Mindfulness Is an Excellent Way for Leaders to Control Their Busy Brains
As we mentioned in the previous blog post on Why Mind Full Leaders Are Slow and Incompetent Decision Makers, leaders need to switch from mind full to mindful mode in order to make better decisions — based on better thinking — that result in better outcomes.
One result of being in mind full mode is the inability to control thoughts.
Having restless, uncontrollable, unpredictable, and fluctuating thoughts running through the brain is often called “monkey brain.” These thought patterns can often hold leaders hostage, causing an unwillingness to take action or make decisions accompanied by fear, anxiety, stress, and negativity.
Why are leaders so susceptible to monkey brain? It comes from the constant, almost ceaseless barrage of decisions to make, risks to weigh, opportunities to scrutinize, people issues to deal with, and various other challenges. When the brain does not get a break from these never-ending issues that must be dealt with, it gets overwhelmed and besieged with a desire to enforce its own cognitive break. Monkey mind is the brain’s way of fighting back when overworked and overstimulated.
Mindfulness is an excellent way to re-take control over monkey brain. A few quiet moments of calm introspection, or simply giving the brain a break by focusing on something peaceful and soothing, helps quiet monkey brain activity and thoughts. This will defuse the rhetoric cascading around your head and let you regain concentration and focus on what you should be attending to in the present moment.
Every business and every organization runs on thinking. Every leader makes decisions and acts as a result of his or her thinking processes. Hence — and this is very important in the information overload world in which all leaders operate — it is not just what you think, but how you think that makes a difference in the outcomes you generate.
As you will see in a series of forthcoming blog posts, stress is a major factor impacting the decision-making process and the decisions of mind full leaders.
This article is partially excerpted from my award-winning book Better Decisions Better Thinking Better Outcomes: How to go from Mind Full to Mindful Leadership, available on Amazon in both paperback and Kindle formats.
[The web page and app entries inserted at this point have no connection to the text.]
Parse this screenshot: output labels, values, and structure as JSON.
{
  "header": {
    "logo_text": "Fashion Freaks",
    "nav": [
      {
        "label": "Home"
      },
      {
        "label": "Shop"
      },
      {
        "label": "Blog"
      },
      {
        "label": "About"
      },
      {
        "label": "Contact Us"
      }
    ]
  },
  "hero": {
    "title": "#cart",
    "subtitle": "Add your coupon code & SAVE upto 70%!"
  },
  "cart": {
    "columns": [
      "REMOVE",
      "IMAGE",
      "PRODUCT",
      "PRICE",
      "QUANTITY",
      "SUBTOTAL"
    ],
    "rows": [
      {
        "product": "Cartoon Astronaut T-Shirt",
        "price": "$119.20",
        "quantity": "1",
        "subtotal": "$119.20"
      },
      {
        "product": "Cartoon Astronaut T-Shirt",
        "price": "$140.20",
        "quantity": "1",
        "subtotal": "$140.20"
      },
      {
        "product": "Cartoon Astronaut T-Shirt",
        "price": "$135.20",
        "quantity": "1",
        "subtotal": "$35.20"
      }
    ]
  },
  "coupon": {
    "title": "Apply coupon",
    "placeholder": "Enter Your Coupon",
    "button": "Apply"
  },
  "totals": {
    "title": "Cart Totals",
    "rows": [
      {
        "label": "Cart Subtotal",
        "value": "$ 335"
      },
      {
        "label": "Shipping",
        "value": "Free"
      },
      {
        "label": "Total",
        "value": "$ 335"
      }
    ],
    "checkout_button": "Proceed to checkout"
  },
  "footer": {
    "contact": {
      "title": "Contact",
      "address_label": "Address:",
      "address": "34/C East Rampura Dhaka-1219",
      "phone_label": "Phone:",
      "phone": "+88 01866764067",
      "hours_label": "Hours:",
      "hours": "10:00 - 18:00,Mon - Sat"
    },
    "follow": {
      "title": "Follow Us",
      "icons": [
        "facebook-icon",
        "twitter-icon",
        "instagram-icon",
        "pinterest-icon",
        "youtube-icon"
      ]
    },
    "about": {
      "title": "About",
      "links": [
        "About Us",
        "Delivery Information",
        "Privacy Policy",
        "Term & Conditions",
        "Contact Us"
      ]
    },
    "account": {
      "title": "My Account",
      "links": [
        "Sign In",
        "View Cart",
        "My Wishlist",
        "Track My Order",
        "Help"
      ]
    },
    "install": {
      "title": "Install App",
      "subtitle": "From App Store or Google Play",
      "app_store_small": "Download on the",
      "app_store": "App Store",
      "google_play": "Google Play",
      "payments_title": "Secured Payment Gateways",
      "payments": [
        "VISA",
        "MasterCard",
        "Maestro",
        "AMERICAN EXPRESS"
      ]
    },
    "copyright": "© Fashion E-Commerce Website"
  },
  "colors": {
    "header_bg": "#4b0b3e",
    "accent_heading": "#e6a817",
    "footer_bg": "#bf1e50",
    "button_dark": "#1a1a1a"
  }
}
The book is the recipient of a Silver Award from the Nonfiction Authors Association for bringing “a comprehensive plan of action for improving life through recognizing decision-making patterns that don’t serve us well, don’t enrich our lives, and don’t bring us to our goals and dreams.”